Can someone explain to me why the normal Docker process is to build an image from a Dockerfile and then upload it to a repository, instead of just moving the Dockerfile to and from the repository?

Let’s say we have a development laptop and a test server with Docker.

If we build the image, that means uploading and downloading all of the packages inside the Dockerfile. Sometimes this can be very large (e.g. PyTorch > 500MB 9apps).

Instead of transporting the large imagefile to and from the server, doesn’t it make sense to, perhaps compile the image locally to verify it works, but mostly transport the small Dockerfile and build the image on the server?

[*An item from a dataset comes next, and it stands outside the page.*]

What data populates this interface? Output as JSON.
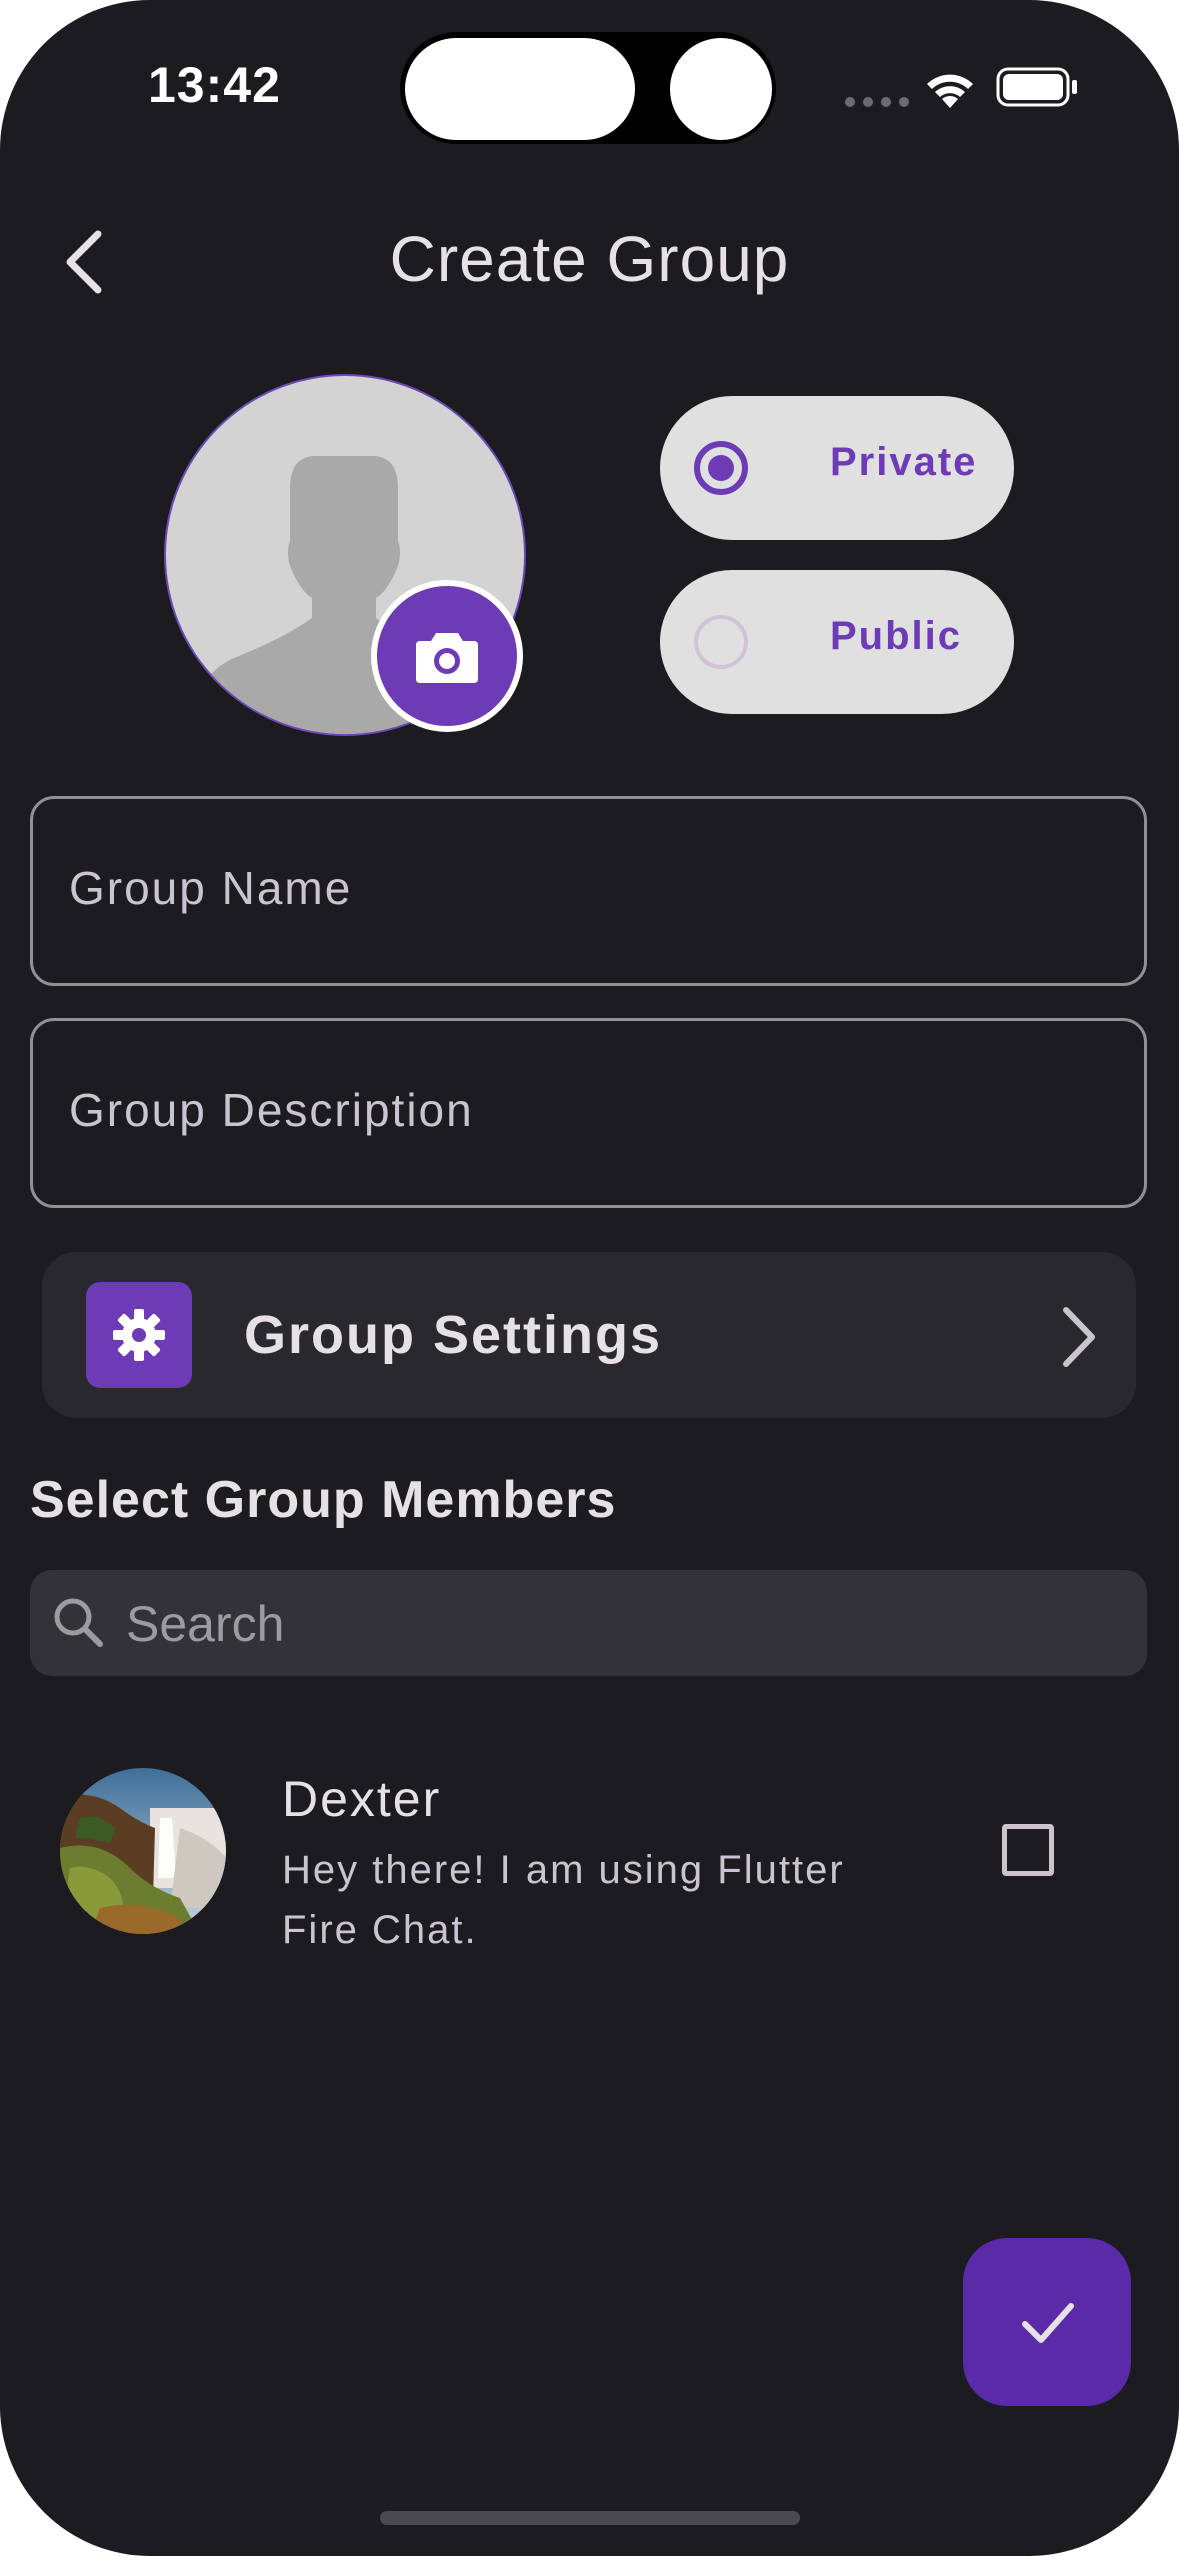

(Gary Forghetti) #2

The Docker Registry does not build images. It hosts them.

Now you can run automated builds using a Ci/CD product (like Jenkins/Cloudbees) which then pushes docker images to your Docker Registry.

Also when you build a docker image that you want to run on a specific operating system and architecture, you have to build it on a Docker node (engine) that matches the Operating System and architecture of the docker image being built.

1.An application that needs to run on Linux amd64, That docker image must be built on a Docker node that is running on a Linux amd64 machine.

2.An application that needs to run on Linux Power. That docker image must be built on a Docker node that is running on a Linux Power machine.

3.An application that needs to run on Linux for Z (s390x). That docker image must be built on a Docker node that is running on a Linux for Z (s390x) machine.

4.An application that needs to run on Windows amd64. That docker image must be built on a Docker node that is running on a Windows amd64 machine.

5.etc. etc.